## 1. What is the "Race of Light Rays" in vacuum and water?

The "Race of Light Rays" refers to an experiment in which light travels through both vacuum and water, and the time it takes for the light to travel through each medium is measured. This experiment is used to determine if the speed of light is affected by the medium it travels through.

## 2. What is the expected outcome of the race between light rays in vacuum and water?

The expected outcome is for light to travel faster in vacuum than in water. This is because light travels through vacuum without any obstacles or particles to slow it down, while water molecules can interfere with the movement of light, causing it to slow down.

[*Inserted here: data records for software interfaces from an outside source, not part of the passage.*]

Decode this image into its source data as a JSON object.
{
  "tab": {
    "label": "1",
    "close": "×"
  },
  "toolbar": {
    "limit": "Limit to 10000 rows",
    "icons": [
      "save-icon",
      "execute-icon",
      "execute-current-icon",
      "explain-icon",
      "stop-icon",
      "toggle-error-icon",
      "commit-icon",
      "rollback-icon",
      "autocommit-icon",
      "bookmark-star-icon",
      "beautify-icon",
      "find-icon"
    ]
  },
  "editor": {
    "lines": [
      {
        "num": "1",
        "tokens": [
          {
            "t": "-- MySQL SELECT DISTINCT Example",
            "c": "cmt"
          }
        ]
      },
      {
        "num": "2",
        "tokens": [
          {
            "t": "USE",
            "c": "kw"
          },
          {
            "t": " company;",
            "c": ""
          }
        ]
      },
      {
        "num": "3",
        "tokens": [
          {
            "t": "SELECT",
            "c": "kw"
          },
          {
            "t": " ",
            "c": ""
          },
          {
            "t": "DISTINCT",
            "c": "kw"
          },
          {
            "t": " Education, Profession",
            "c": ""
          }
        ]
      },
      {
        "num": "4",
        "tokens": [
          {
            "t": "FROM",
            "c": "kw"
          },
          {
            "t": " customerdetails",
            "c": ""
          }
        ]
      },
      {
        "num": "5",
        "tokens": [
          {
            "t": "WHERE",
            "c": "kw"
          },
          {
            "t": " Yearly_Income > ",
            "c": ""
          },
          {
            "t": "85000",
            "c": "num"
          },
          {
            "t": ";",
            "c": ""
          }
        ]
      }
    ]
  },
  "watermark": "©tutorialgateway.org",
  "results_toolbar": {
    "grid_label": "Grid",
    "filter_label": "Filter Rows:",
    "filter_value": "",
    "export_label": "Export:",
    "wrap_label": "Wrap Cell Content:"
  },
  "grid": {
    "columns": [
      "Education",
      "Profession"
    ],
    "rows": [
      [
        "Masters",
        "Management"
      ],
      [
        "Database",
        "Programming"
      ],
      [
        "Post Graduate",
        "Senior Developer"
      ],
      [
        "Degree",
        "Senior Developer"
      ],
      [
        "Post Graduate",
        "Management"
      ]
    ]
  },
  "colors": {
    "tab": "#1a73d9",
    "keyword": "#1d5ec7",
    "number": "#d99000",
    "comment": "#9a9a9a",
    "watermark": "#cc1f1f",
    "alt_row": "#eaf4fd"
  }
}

## 3. Has the "Race of Light Rays" experiment been conducted before?

Yes, this experiment has been conducted numerous times and has consistently shown that light travels faster in vacuum than in water.

## 4. Why is it important to study the speed of light in different mediums?

Studying the speed of light in different mediums can help us understand the nature of light and how it behaves. It also has practical applications, such as in fiber optics technology and the development of new materials.

## 5. Is there a definitive winner in the "Race of Light Rays" between vacuum and water?

Yes, the definitive winner is light in vacuum. However, the difference in speed between light in vacuum and water is very small and may not be noticeable in everyday situations.

Replies
6
Views
1K
Replies
7
Views
1K
Replies
11
Views
2K
Replies
1
Views
1K
Replies
7
Views
2K
Replies
3
Views
2K
Replies
9
Views
2K
Replies
6
Views
2K
Replies
2
Views
2K
Replies
5
Views
618